The association between telomere length (TL) in peripheral blood cells and cancer risk remains inconclusive. We carried out a meta-analysis on prospective studies. The study-specific RR estimates were first transformed to a common comparable scale and then were pooled by a random-effects model. The dataset was composed of 13,894 cases and 71,672 controls from 28 studies in 25 articles. In the comparison of the longest versus shortest third of TL, we observed a marginally positive association between longer TL and higher risk of total cancers [OR = 1.086; 95% confidence interval (CI), 0.952-1.238]. Subgroup analyses showed that the association was stronger in lung cancer (n = 3; OR = 1.690; 95% CI, 1.253-2.280), in men (n = 6; OR = 1.302; 95% CI, 1.120-1.514) and in studies with more precise methods for DNA extraction (phenol-chloroform, salting-out or magnetic bead, n = 6, OR = 1.618; 95% CI, 1.320-1.985) and TL measurement (multiplex Q-PCR, n = 8; OR = 1.439; 95% CI, 1.118-1.852). Our meta-analysis suggested longer TL in peripheral blood cells is a likely risk factor for lung cancer or cancers in men. Accurate DNA extraction and TL measurement methods make it more liable to find significant associations between TL and cancer risk and thus should be taken into consideration in future epidemiologic studies.

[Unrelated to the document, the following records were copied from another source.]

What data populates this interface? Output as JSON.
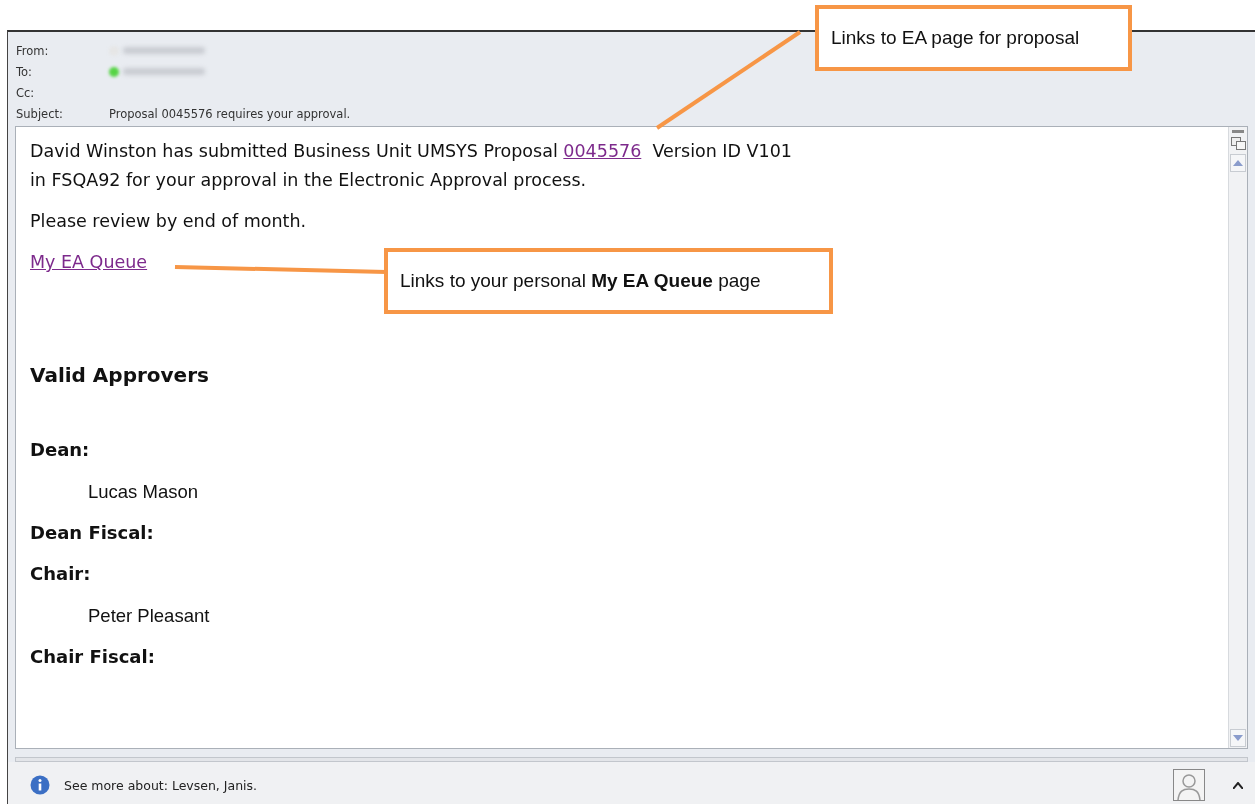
{
  "header": {
    "fields": [
      {
        "label": "From:",
        "kind": "redacted",
        "presence": false
      },
      {
        "label": "To:",
        "kind": "redacted",
        "presence": true
      },
      {
        "label": "Cc:",
        "kind": "empty"
      },
      {
        "label": "Subject:",
        "kind": "text",
        "value": "Proposal 0045576 requires your approval."
      }
    ]
  },
  "body": {
    "intro": {
      "before": "David Winston has submitted Business Unit UMSYS Proposal",
      "link": "0045576",
      "after": "Version ID V101 in FSQA92 for your approval in the Electronic Approval process."
    },
    "note": "Please review by end of month.",
    "queue_link": "My EA Queue",
    "approvers_heading": "Valid Approvers",
    "roles": [
      {
        "role": "Dean:",
        "names": [
          "Lucas Mason"
        ]
      },
      {
        "role": "Dean Fiscal:"
      },
      {
        "role": "Chair:",
        "names": [
          "Peter Pleasant"
        ]
      },
      {
        "role": "Chair Fiscal:"
      }
    ]
  },
  "status_bar": {
    "text": "See more about: Levsen, Janis."
  },
  "callouts": [
    {
      "text": "Links to EA page for proposal"
    },
    {
      "text": "Links to your personal **My EA Queue** page"
    }
  ]
}
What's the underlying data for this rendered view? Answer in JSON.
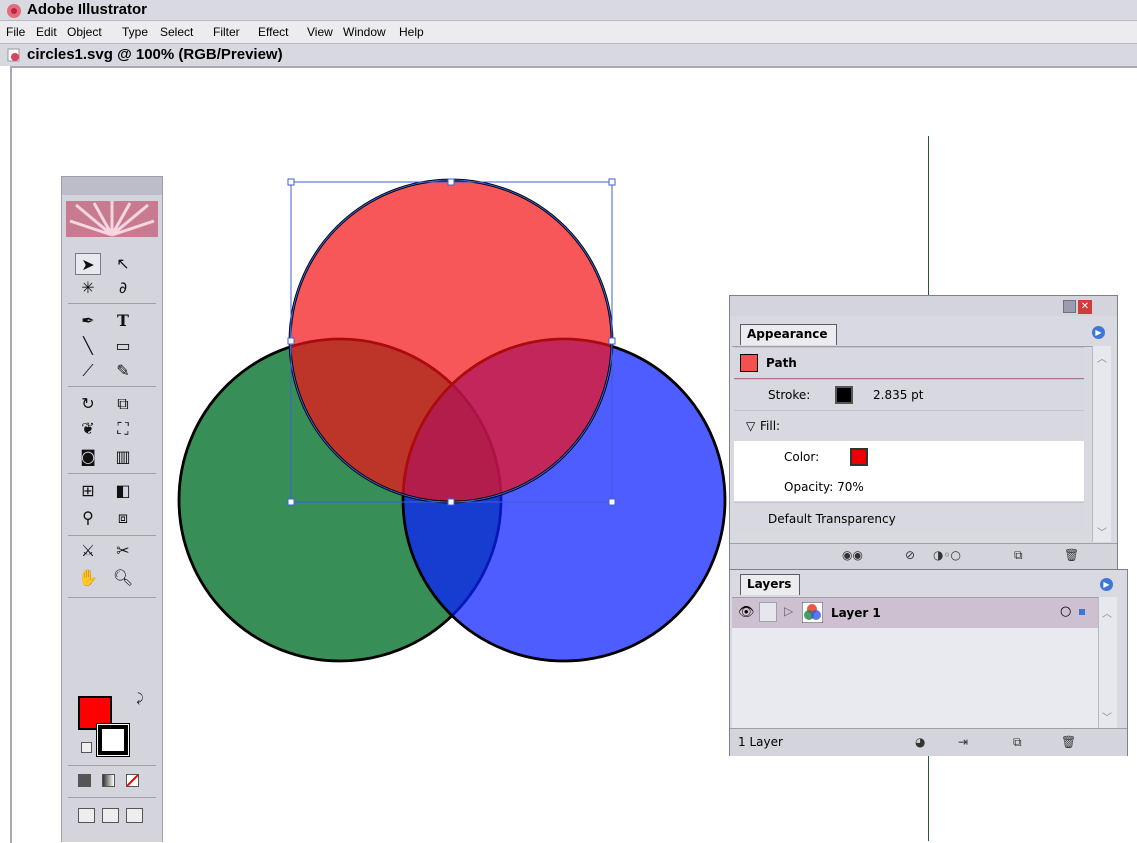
{
  "app": {
    "title": "Adobe Illustrator"
  },
  "menu": [
    "File",
    "Edit",
    "Object",
    "Type",
    "Select",
    "Filter",
    "Effect",
    "View",
    "Window",
    "Help"
  ],
  "document": {
    "title": "circles1.svg @ 100% (RGB/Preview)"
  },
  "artwork": {
    "circles": [
      {
        "name": "red-circle",
        "color": "#f50f14",
        "opacity": 0.7
      },
      {
        "name": "green-circle",
        "color": "#006e28",
        "opacity": 0.78
      },
      {
        "name": "blue-circle",
        "color": "#0a1eff",
        "opacity": 0.72
      }
    ]
  },
  "toolbox": {
    "icons": [
      "selection-tool-icon",
      "direct-selection-tool-icon",
      "magic-wand-tool-icon",
      "lasso-tool-icon",
      "pen-tool-icon",
      "type-tool-icon",
      "line-segment-tool-icon",
      "rectangle-tool-icon",
      "paintbrush-tool-icon",
      "pencil-tool-icon",
      "rotate-tool-icon",
      "scale-tool-icon",
      "warp-tool-icon",
      "free-transform-tool-icon",
      "symbol-sprayer-tool-icon",
      "column-graph-tool-icon",
      "mesh-tool-icon",
      "gradient-tool-icon",
      "eyedropper-tool-icon",
      "blend-tool-icon",
      "slice-tool-icon",
      "scissors-tool-icon",
      "hand-tool-icon",
      "zoom-tool-icon"
    ],
    "fill_color": "#ff0000",
    "stroke_color": "#000000"
  },
  "appearance_panel": {
    "tab": "Appearance",
    "path_label": "Path",
    "stroke_label": "Stroke:",
    "stroke_value": "2.835 pt",
    "fill_label": "Fill:",
    "color_label": "Color:",
    "opacity_label": "Opacity: 70%",
    "default_transparency": "Default Transparency"
  },
  "layers_panel": {
    "tab": "Layers",
    "layer_name": "Layer 1",
    "footer_count": "1 Layer"
  }
}
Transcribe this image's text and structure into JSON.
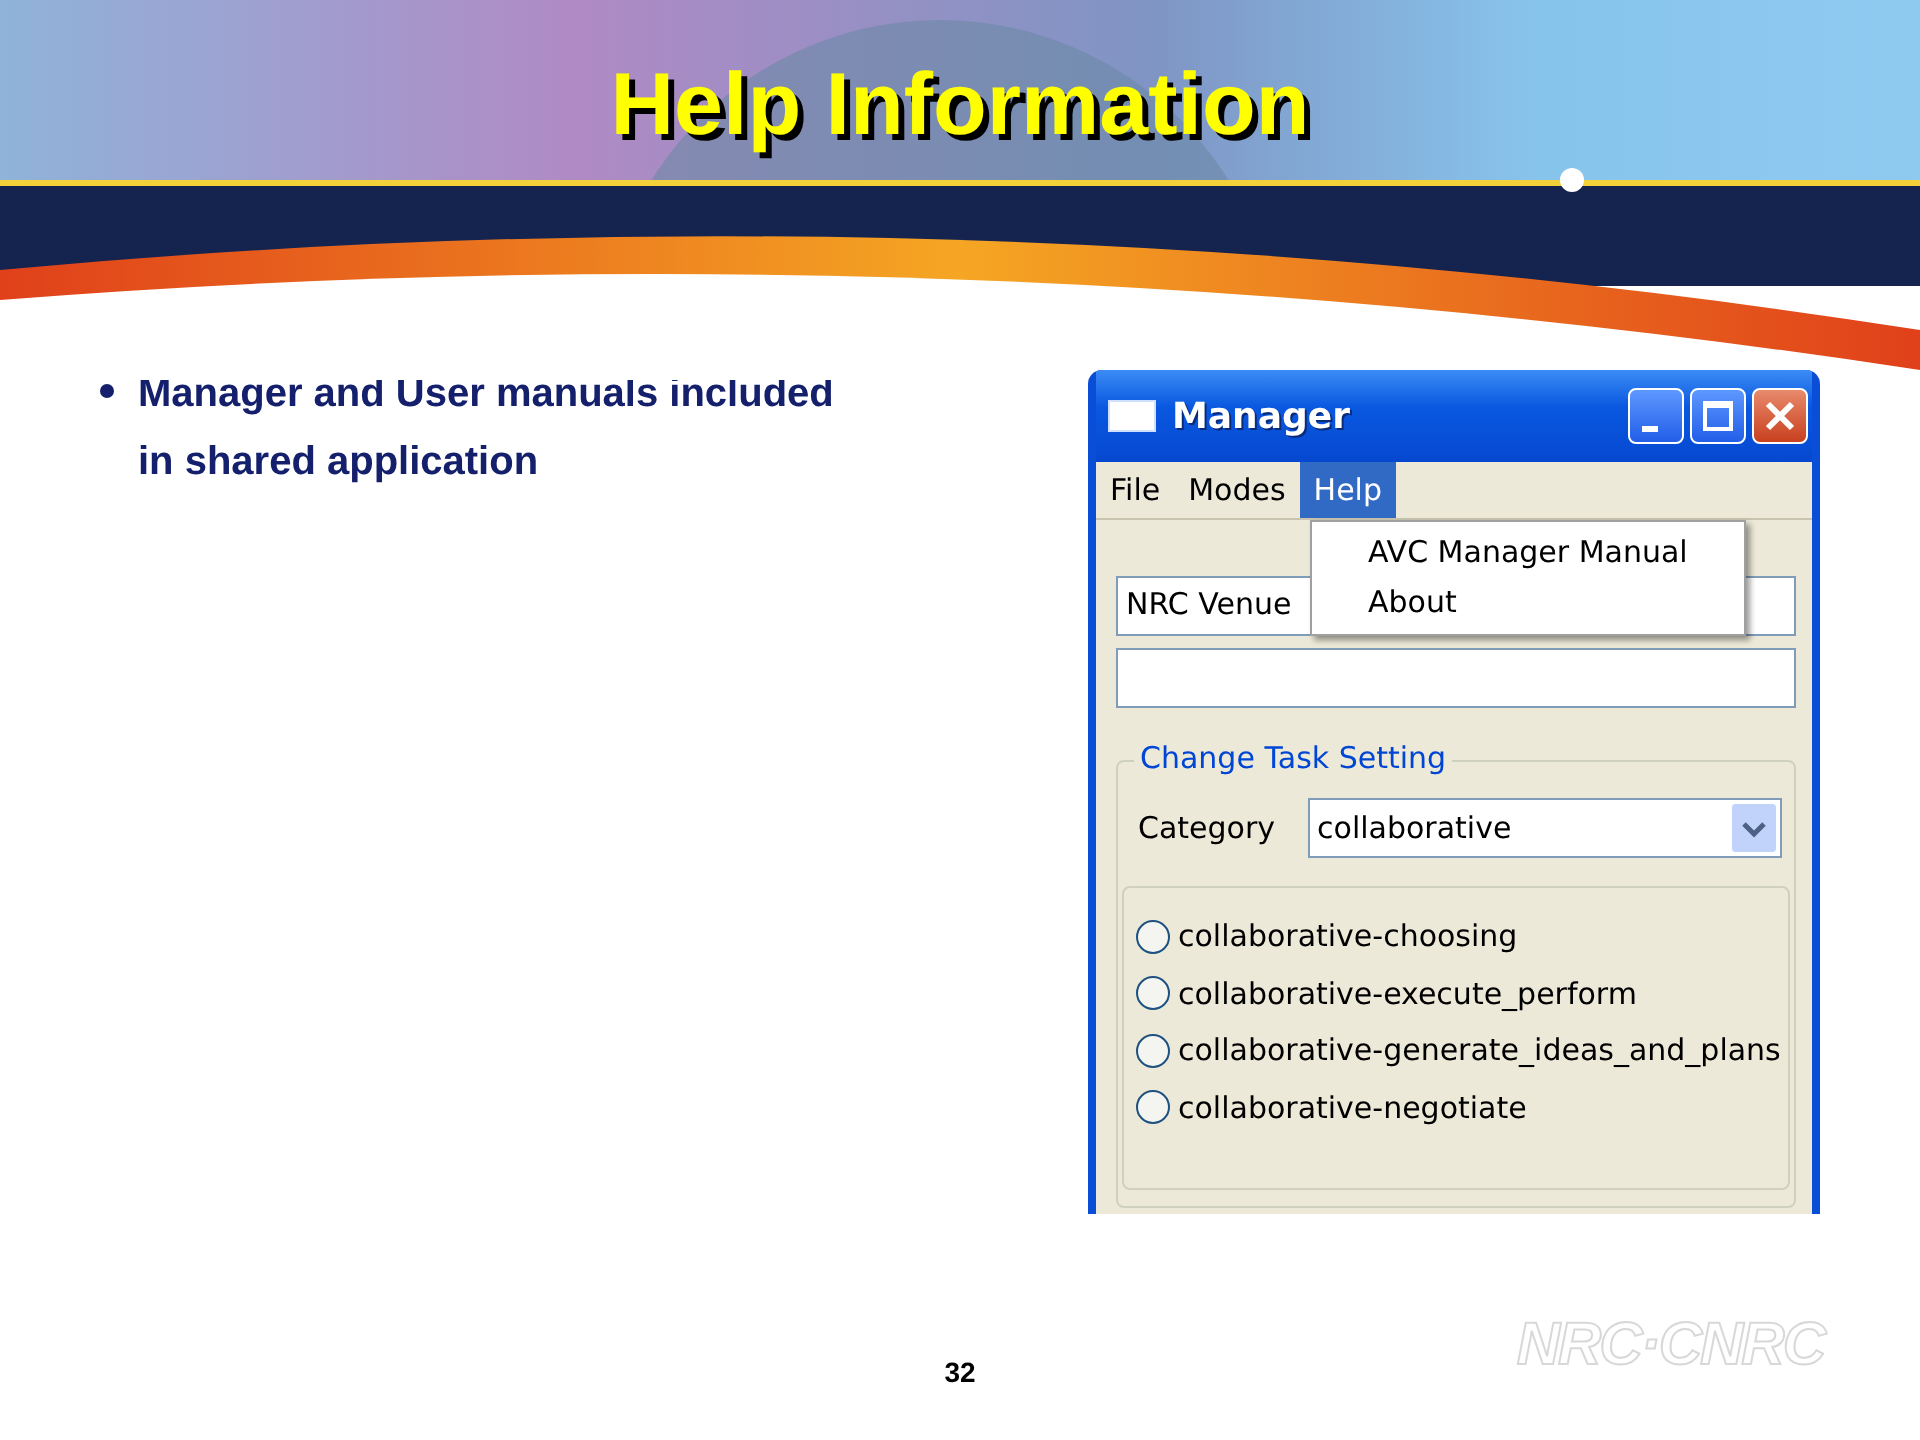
{
  "slide": {
    "title": "Help Information",
    "bullets": [
      "Manager and User manuals included in shared application"
    ],
    "page_number": "32",
    "logo": "NRC·CNRC"
  },
  "window": {
    "title": "Manager",
    "menu": [
      {
        "label": "File",
        "selected": false
      },
      {
        "label": "Modes",
        "selected": false
      },
      {
        "label": "Help",
        "selected": true
      }
    ],
    "dropdown": [
      "AVC Manager Manual",
      "About"
    ],
    "venue_field": {
      "value": "NRC Venue"
    },
    "group": {
      "title": "Change Task Setting",
      "category_label": "Category",
      "category_value": "collaborative",
      "options": [
        {
          "label": "collaborative-choosing",
          "selected": false
        },
        {
          "label": "collaborative-execute_perform",
          "selected": false
        },
        {
          "label": "collaborative-generate_ideas_and_plans",
          "selected": false
        },
        {
          "label": "collaborative-negotiate",
          "selected": false
        }
      ]
    }
  }
}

Cancer Epidemiol Biomarkers Prev; 26(9); 1381-90. ©2017 AACR.
©2017 American Association for Cancer Research.